Hospitalized coronavirus patients with heart damage are up to ELEVEN times more likely to die than those without it, study finds
- Researchers looked at 305 hospitalized coronavirus patients and found more than 60% either had heart damage at admission or later developed it
- Some patients had abnormalities such as dysfunction of the ventricles or extra fluid built-up around the heart
- Overall, patients with myocardial injury were nine times more likely to die at 27.5% compared to 3% of those without injury
- Those that had abnormalities were more than 11 times more likely to die with 34.8% passing away in comparison with 3%
Cardiac ultrasounds have revealed how prevalent heart damage is among severely ill coronavirus patients, a new study suggests.
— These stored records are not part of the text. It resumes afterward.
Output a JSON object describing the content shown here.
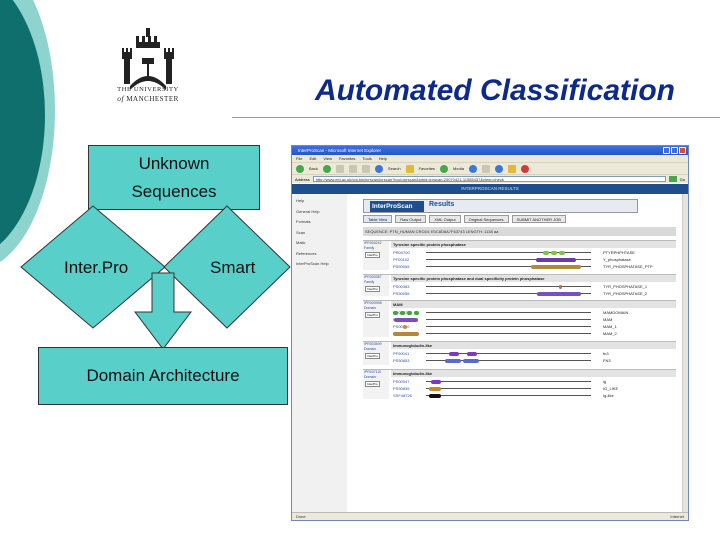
{
  "slide": {
    "title": "Automated Classification",
    "title_color": "#0d2a8a",
    "logo": {
      "line1": "THE UNIVERSITY",
      "line2_of": "of",
      "line2": "MANCHESTER"
    },
    "diagram": {
      "unknown_line1": "Unknown",
      "unknown_line2": "Sequences",
      "left_method": "Inter.Pro",
      "right_method": "Smart",
      "result": "Domain Architecture",
      "box_color": "#59cfc9"
    }
  },
  "browser": {
    "title": "InterProScan - Microsoft Internet Explorer",
    "menu": [
      "File",
      "Edit",
      "View",
      "Favorites",
      "Tools",
      "Help"
    ],
    "toolbar": {
      "back": "Back",
      "search": "Search",
      "favorites": "Favorites",
      "media": "Media"
    },
    "address_label": "Address",
    "address": "http://www.ebi.ac.uk/cgi-bin/iprscan/iprscan?tool=iprscan&jobid=iprscan-20070421-11585437&view=check",
    "go_label": "Go",
    "banner": "INTERPROSCAN RESULTS",
    "sidebar": [
      "Help",
      "General Help",
      "Formats",
      "Scan",
      "Matic",
      "References",
      "InterProScan Help"
    ],
    "header_logo": "InterProScan",
    "header_results": "Results",
    "tabs": [
      "Table View",
      "Raw Output",
      "XML Output",
      "Original Sequences",
      "SUBMIT ANOTHER JOB"
    ],
    "sequence_line": "SEQUENCE: PTN_HUMAN  CRC64: E0C8D8A7F63743 LENGTH: 1138 aa",
    "groups": [
      {
        "title": "Tyrosine specific protein phosphatase",
        "ipr": "IPR000242",
        "family": "Family",
        "rows": [
          {
            "id": "PR00700",
            "name": "PTYRPHPHTASE"
          },
          {
            "id": "PF00102",
            "name": "Y_phosphatase"
          },
          {
            "id": "PS50055",
            "name": "TYR_PHOSPHATASE_PTP"
          }
        ]
      },
      {
        "title": "Tyrosine specific protein phosphatase and dual specificity protein phosphatase",
        "ipr": "IPR000387",
        "family": "Family",
        "rows": [
          {
            "id": "PS00383",
            "name": "TYR_PHOSPHATASE_1"
          },
          {
            "id": "PS50056",
            "name": "TYR_PHOSPHATASE_2"
          }
        ]
      },
      {
        "title": "MAM",
        "ipr": "IPR000998",
        "family": "Domain",
        "rows": [
          {
            "id": "PR00020",
            "name": "MAMDOMAIN"
          },
          {
            "id": "PF00629",
            "name": "MAM"
          },
          {
            "id": "PS00740",
            "name": "MAM_1"
          },
          {
            "id": "PS50060",
            "name": "MAM_2"
          }
        ]
      },
      {
        "title": "Immunoglobulin-like",
        "ipr": "IPR003599",
        "family": "Domain",
        "rows": [
          {
            "id": "PF00041",
            "name": "fn3"
          },
          {
            "id": "PS50853",
            "name": "FN3"
          }
        ]
      },
      {
        "title": "Immunoglobulin-like",
        "ipr": "IPR007110",
        "family": "Domain",
        "rows": [
          {
            "id": "PS00047",
            "name": "ig"
          },
          {
            "id": "PS50835",
            "name": "IG_LIKE"
          },
          {
            "id": "SSF48726",
            "name": "Ig-like"
          }
        ]
      }
    ],
    "interpro_btn": "InterPro",
    "status_left": "Done",
    "status_right": "Internet"
  }
}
Researchers found people hospitalized with COVID-19 were more likely to have injuries to the heart such as dysfunction of the ventricles or extra fluid around the organ from these ultrasounds, which are known as echocardiograms.
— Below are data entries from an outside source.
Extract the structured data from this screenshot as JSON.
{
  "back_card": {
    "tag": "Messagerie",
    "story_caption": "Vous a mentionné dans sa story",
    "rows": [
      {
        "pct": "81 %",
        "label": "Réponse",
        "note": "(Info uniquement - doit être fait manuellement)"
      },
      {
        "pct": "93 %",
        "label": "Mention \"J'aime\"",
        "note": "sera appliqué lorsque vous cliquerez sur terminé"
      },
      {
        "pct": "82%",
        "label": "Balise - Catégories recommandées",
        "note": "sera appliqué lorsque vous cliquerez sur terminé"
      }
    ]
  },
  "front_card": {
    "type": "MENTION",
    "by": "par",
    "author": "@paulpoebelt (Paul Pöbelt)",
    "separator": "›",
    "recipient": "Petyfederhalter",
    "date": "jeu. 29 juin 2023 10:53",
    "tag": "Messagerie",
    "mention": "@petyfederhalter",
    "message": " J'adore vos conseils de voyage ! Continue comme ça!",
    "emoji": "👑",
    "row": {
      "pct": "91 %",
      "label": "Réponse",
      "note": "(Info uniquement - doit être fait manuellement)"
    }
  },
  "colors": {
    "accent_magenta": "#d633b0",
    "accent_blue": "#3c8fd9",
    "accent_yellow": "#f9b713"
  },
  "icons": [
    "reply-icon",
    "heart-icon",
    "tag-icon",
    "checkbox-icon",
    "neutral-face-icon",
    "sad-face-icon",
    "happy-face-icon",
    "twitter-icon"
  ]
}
What’s more, such abnormalities were linked with a more than 11 times higher risk of death among hospitalized patients.
The team, from The Mount Sinai Hospital, says the findings may help doctors better understand how heart injury occurs so they can more quickly identify and treat patients at risk.
Overall, hospitalized coronavirus patients with myocardial injury were nine times more likely to die at 27.5% compared to 3% of those without injury
Those that had abnormalities were more than 11 times more likely to die with 34.8% passing away in comparison with 3%
‘Early detection of structural abnormalities may dictate more appropriate treatments, including anticoagulation and other approaches for hospitalized and post-hospitalized patients,’ said co-author Dr Valentin Fuster, director of Mount Sinai Heart and Physician-in-Chief of The Mount Sinai Hospital.
For the study, published in Journal of the American College of Cardiology, the team looked at 305 adult patients with COVID-19 admitted to four New York City hospitals within the Mount Sinai Health System and two hospitals in Milan, Italy.
They examined transthoracic echocardiographic (TTE) and electrocardiographic (ECG) scans performed between March and May 2020.
More than 60 percent had evidence of myocardial injury, usually identified by high levels of a type of protein called cardiac troponin that are released when damage occurs.
About 38 percent of them had heart damage at the time of hospitalization admission and nearly one-quarter developed myocardial injury during hospitalization.
Of the abnormalities that wee seen, 26.3 percent had right ventricular dysfunction, which is then the ventricle is unable to pump oxygen-poor blood the lungs.
This can lead to a pulmonary embolism, which occurs when there is a blockage in one of the pulmonary arteries in the lungs, or severe respiratory failure),
Nearly 24 percent had regional left ventricular wall motion abnormalities, meaning this chamber cannot contract properly, and which can be associated with heart attacks.
Results showed 18.4 percent had diffuse left ventricular dysfunction. which is when the chamber cannot pump oxygen-rich blood to the body, and is linked to heart failure.
About 13.2 percent had grade II or III diastolic dysfunction, which leads to stiffer cardiac chambers, and 7.2 percent had pericardial effusions, which occurs when extra fluid builds up around the heart and causes abnormal pumping.
Researchers also compared mortality among patients who had heart damage to those without.
Patients with myocardial injury were nine times more likely to die with 27.5 percent dying compared to three percent of those without injury.
Next, they compared coronavirus patients with no injury to those with injury and no abnormalities – just high troponin levels – as well those with injury and abnormalities.
Patients with high troponin levels were nearly six times more likely to die with 17.6 percent passing away.
Those with high levels and abnormalities, such as ventricle dysfunction, were more than 11 times more likely to die with 34.8 percent dying.
‘Our study shows that an echocardiogram performed with appropriate personal protection considerations is a useful and important tool in early identification of patients at greater risk for COVID-19-related cardiac injury, who may benefit from a more aggressive therapeutic approach earlier in their hospitalization,’ said corresponding author Dr Martin Goldman, a professor of cardiology at the Icahn School of Medicine at Mount Sinai.
‘Additionally, because this is a new disease with lingering symptoms, we plan on following these patients closely using imaging to evaluate the evolution and hopefully resolution of these cardiac issues.’